**Action item:** Please retype the data in full, exactly as given.

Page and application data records
+++

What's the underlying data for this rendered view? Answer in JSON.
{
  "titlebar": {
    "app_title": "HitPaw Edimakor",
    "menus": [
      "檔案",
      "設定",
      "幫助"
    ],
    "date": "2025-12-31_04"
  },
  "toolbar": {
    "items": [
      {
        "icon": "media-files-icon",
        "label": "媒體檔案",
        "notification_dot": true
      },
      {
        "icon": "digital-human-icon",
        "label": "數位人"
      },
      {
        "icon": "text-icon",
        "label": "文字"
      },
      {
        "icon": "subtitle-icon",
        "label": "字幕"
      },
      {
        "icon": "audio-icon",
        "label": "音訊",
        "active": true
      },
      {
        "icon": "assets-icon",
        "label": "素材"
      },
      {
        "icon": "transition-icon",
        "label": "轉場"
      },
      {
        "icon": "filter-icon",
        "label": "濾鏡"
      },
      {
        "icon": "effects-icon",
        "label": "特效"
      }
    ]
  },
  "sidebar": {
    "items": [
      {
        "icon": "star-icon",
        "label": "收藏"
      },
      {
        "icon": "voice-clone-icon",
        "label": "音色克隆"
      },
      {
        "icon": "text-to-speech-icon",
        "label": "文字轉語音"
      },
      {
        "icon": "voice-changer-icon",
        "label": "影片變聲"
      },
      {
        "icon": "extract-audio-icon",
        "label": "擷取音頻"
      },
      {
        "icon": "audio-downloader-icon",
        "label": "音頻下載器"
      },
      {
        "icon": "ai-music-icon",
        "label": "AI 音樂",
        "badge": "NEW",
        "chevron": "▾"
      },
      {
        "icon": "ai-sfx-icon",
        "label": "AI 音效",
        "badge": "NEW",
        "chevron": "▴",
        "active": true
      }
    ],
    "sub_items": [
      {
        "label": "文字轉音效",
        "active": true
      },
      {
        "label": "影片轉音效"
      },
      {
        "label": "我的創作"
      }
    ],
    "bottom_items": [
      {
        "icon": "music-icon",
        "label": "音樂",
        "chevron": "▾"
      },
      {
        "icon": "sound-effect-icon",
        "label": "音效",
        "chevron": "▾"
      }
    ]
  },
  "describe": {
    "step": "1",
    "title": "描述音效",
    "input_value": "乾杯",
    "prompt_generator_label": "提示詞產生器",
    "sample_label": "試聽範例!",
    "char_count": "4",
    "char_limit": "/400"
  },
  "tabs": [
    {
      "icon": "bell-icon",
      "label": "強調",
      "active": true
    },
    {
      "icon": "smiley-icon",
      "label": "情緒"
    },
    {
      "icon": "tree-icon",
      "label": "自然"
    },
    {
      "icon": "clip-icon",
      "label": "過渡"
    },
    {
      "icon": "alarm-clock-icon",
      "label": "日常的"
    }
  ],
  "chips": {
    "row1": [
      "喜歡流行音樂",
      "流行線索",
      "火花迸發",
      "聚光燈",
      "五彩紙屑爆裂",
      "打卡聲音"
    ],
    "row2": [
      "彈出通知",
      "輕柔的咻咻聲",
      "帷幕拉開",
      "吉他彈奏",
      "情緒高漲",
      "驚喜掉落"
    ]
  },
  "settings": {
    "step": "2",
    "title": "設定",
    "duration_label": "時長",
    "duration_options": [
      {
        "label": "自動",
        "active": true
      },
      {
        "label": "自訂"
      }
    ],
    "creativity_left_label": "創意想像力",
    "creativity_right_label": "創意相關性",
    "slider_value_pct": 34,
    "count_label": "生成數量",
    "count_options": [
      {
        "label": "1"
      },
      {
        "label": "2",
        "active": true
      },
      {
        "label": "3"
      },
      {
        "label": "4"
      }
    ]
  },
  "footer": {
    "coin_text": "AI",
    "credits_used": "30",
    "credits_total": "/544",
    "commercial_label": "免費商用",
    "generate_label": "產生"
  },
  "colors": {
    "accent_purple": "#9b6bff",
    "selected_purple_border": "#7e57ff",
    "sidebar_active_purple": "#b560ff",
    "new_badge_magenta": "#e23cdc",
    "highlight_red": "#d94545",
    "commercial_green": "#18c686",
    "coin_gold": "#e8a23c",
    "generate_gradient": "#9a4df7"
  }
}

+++

**Task response:**
What's the underlying data for this rendered view? Answer in JSON.
{
  "titlebar": {
    "app_title": "HitPaw Edimakor",
    "menus": [
      "檔案",
      "設定",
      "幫助"
    ],
    "date": "2025-12-31_04"
  },
  "toolbar": {
    "items": [
      {
        "icon": "media-files-icon",
        "label": "媒體檔案",
        "notification_dot": true
      },
      {
        "icon": "digital-human-icon",
        "label": "數位人"
      },
      {
        "icon": "text-icon",
        "label": "文字"
      },
      {
        "icon": "subtitle-icon",
        "label": "字幕"
      },
      {
        "icon": "audio-icon",
        "label": "音訊",
        "active": true
      },
      {
        "icon": "assets-icon",
        "label": "素材"
      },
      {
        "icon": "transition-icon",
        "label": "轉場"
      },
      {
        "icon": "filter-icon",
        "label": "濾鏡"
      },
      {
        "icon": "effects-icon",
        "label": "特效"
      }
    ]
  },
  "sidebar": {
    "items": [
      {
        "icon": "star-icon",
        "label": "收藏"
      },
      {
        "icon": "voice-clone-icon",
        "label": "音色克隆"
      },
      {
        "icon": "text-to-speech-icon",
        "label": "文字轉語音"
      },
      {
        "icon": "voice-changer-icon",
        "label": "影片變聲"
      },
      {
        "icon": "extract-audio-icon",
        "label": "擷取音頻"
      },
      {
        "icon": "audio-downloader-icon",
        "label": "音頻下載器"
      },
      {
        "icon": "ai-music-icon",
        "label": "AI 音樂",
        "badge": "NEW",
        "chevron": "▾"
      },
      {
        "icon": "ai-sfx-icon",
        "label": "AI 音效",
        "badge": "NEW",
        "chevron": "▴",
        "active": true
      }
    ],
    "sub_items": [
      {
        "label": "文字轉音效",
        "active": true
      },
      {
        "label": "影片轉音效"
      },
      {
        "label": "我的創作"
      }
    ],
    "bottom_items": [
      {
        "icon": "music-icon",
        "label": "音樂",
        "chevron": "▾"
      },
      {
        "icon": "sound-effect-icon",
        "label": "音效",
        "chevron": "▾"
      }
    ]
  },
  "describe": {
    "step": "1",
    "title": "描述音效",
    "input_value": "乾杯",
    "prompt_generator_label": "提示詞產生器",
    "sample_label": "試聽範例!",
    "char_count": "4",
    "char_limit": "/400"
  },
  "tabs": [
    {
      "icon": "bell-icon",
      "label": "強調",
      "active": true
    },
    {
      "icon": "smiley-icon",
      "label": "情緒"
    },
    {
      "icon": "tree-icon",
      "label": "自然"
    },
    {
      "icon": "clip-icon",
      "label": "過渡"
    },
    {
      "icon": "alarm-clock-icon",
      "label": "日常的"
    }
  ],
  "chips": {
    "row1": [
      "喜歡流行音樂",
      "流行線索",
      "火花迸發",
      "聚光燈",
      "五彩紙屑爆裂",
      "打卡聲音"
    ],
    "row2": [
      "彈出通知",
      "輕柔的咻咻聲",
      "帷幕拉開",
      "吉他彈奏",
      "情緒高漲",
      "驚喜掉落"
    ]
  },
  "settings": {
    "step": "2",
    "title": "設定",
    "duration_label": "時長",
    "duration_options": [
      {
        "label": "自動",
        "active": true
      },
      {
        "label": "自訂"
      }
    ],
    "creativity_left_label": "創意想像力",
    "creativity_right_label": "創意相關性",
    "slider_value_pct": 34,
    "count_label": "生成數量",
    "count_options": [
      {
        "label": "1"
      },
      {
        "label": "2",
        "active": true
      },
      {
        "label": "3"
      },
      {
        "label": "4"
      }
    ]
  },
  "footer": {
    "coin_text": "AI",
    "credits_used": "30",
    "credits_total": "/544",
    "commercial_label": "免費商用",
    "generate_label": "產生"
  },
  "colors": {
    "accent_purple": "#9b6bff",
    "selected_purple_border": "#7e57ff",
    "sidebar_active_purple": "#b560ff",
    "new_badge_magenta": "#e23cdc",
    "highlight_red": "#d94545",
    "commercial_green": "#18c686",
    "coin_gold": "#e8a23c",
    "generate_gradient": "#9a4df7"
  }
}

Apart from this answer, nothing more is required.